> _Extracted records_

********************

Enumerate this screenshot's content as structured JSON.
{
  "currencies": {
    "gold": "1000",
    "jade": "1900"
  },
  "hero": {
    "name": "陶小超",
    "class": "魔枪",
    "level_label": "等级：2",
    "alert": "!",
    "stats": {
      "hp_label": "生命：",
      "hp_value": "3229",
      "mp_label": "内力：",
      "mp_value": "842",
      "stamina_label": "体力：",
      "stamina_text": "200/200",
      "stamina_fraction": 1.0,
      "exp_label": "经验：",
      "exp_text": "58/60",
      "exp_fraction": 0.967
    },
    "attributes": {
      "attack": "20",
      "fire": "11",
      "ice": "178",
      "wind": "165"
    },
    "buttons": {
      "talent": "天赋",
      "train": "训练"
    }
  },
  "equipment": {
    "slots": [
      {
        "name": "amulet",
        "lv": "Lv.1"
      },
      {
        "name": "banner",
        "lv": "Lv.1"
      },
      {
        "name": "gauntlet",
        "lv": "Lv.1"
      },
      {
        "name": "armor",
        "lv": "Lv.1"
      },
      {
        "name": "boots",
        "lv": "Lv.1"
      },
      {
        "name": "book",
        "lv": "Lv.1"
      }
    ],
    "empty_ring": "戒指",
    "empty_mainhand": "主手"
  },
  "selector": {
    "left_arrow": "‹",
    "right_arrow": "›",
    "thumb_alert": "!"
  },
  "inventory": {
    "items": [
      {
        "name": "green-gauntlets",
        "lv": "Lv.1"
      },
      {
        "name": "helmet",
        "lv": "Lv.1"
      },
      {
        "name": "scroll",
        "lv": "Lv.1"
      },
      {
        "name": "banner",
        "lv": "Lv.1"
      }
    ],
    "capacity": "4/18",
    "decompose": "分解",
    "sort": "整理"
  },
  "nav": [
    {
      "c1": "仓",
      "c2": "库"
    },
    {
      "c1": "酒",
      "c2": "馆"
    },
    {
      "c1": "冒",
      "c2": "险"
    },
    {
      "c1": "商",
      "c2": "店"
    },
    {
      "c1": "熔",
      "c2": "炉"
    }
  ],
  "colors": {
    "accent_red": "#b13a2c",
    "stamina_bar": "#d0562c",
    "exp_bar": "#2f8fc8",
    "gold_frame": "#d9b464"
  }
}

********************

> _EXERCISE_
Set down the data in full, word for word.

> _PROBLEM SOLUTION_
Enumerate this screenshot's content as structured JSON.
{
  "currencies": {
    "gold": "1000",
    "jade": "1900"
  },
  "hero": {
    "name": "陶小超",
    "class": "魔枪",
    "level_label": "等级：2",
    "alert": "!",
    "stats": {
      "hp_label": "生命：",
      "hp_value": "3229",
      "mp_label": "内力：",
      "mp_value": "842",
      "stamina_label": "体力：",
      "stamina_text": "200/200",
      "stamina_fraction": 1.0,
      "exp_label": "经验：",
      "exp_text": "58/60",
      "exp_fraction": 0.967
    },
    "attributes": {
      "attack": "20",
      "fire": "11",
      "ice": "178",
      "wind": "165"
    },
    "buttons": {
      "talent": "天赋",
      "train": "训练"
    }
  },
  "equipment": {
    "slots": [
      {
        "name": "amulet",
        "lv": "Lv.1"
      },
      {
        "name": "banner",
        "lv": "Lv.1"
      },
      {
        "name": "gauntlet",
        "lv": "Lv.1"
      },
      {
        "name": "armor",
        "lv": "Lv.1"
      },
      {
        "name": "boots",
        "lv": "Lv.1"
      },
      {
        "name": "book",
        "lv": "Lv.1"
      }
    ],
    "empty_ring": "戒指",
    "empty_mainhand": "主手"
  },
  "selector": {
    "left_arrow": "‹",
    "right_arrow": "›",
    "thumb_alert": "!"
  },
  "inventory": {
    "items": [
      {
        "name": "green-gauntlets",
        "lv": "Lv.1"
      },
      {
        "name": "helmet",
        "lv": "Lv.1"
      },
      {
        "name": "scroll",
        "lv": "Lv.1"
      },
      {
        "name": "banner",
        "lv": "Lv.1"
      }
    ],
    "capacity": "4/18",
    "decompose": "分解",
    "sort": "整理"
  },
  "nav": [
    {
      "c1": "仓",
      "c2": "库"
    },
    {
      "c1": "酒",
      "c2": "馆"
    },
    {
      "c1": "冒",
      "c2": "险"
    },
    {
      "c1": "商",
      "c2": "店"
    },
    {
      "c1": "熔",
      "c2": "炉"
    }
  ],
  "colors": {
    "accent_red": "#b13a2c",
    "stamina_bar": "#d0562c",
    "exp_bar": "#2f8fc8",
    "gold_frame": "#d9b464"
  }
}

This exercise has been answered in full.